Global Security Newswire
Daily News on Nuclear, Biological & Chemical Weapons, Terrorism and Related Issues
Indian Police Acquire Radiation Sensors
Authorities in the Indian city of New Delhi have acquired 80 hand-held radiation detectors to help them spot potential nuclear or radiological materials at the 2010 Commonwealth Games, the Hindustan Times reported Monday (see GSN, July 31, 2009).
“These meters weigh a little less than 1.5 kilograms. They are handy and will help our men to identify any nuclear agent hidden in any object. They will be used during the games and even after that,” police official Karnal Singh said of the devices.
“If someone tries to sneak in radioactive materials concealed in food boxes during the Commonwealth Games, we will be able to detect them immediately with the help of these meters,” Singh said. “If radioactive substances are used in a bomb blast, these meters will help and necessary action can be taken immediately," he added.
Officers assigned duty at the October sporting event were receiving training in use of the devices, according to Singh.
Delhi authorities took more than three days in April to discover that material uncovered at a junkyard was radioactive cobalt 60, a substance that could be dispersed in a radiological "dirty bomb" (Vijaita Singh, Hindustan Times, July 5).

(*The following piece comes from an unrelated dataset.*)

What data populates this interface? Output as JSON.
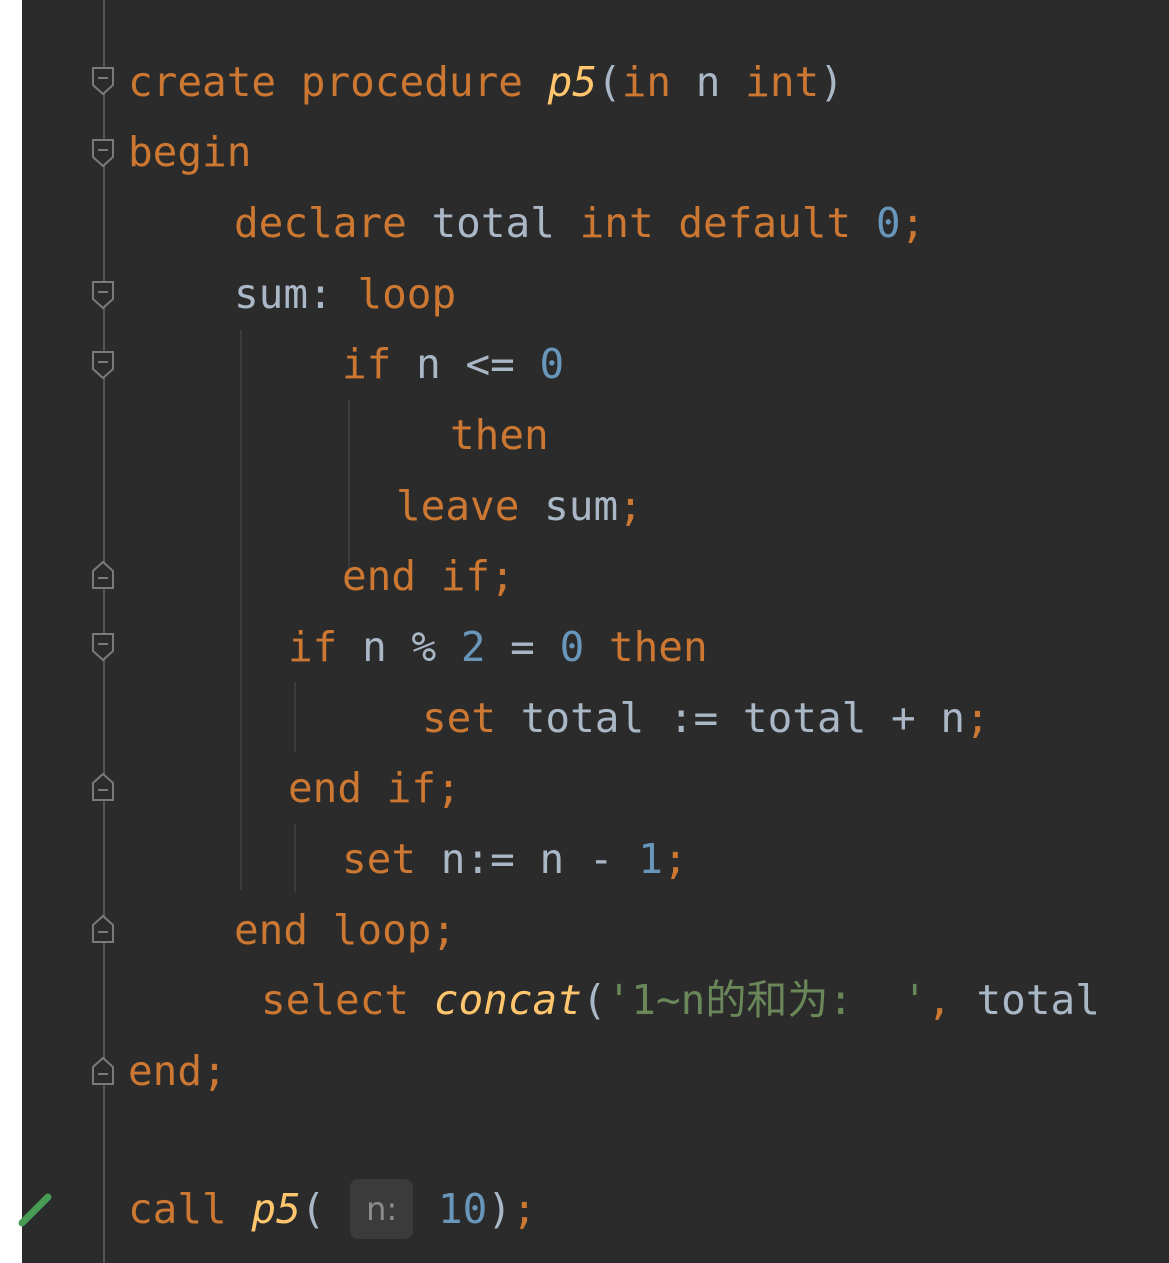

This article provides an overview of India’s historical and current policies relating to nuclear, chemical, biological and missile proliferation.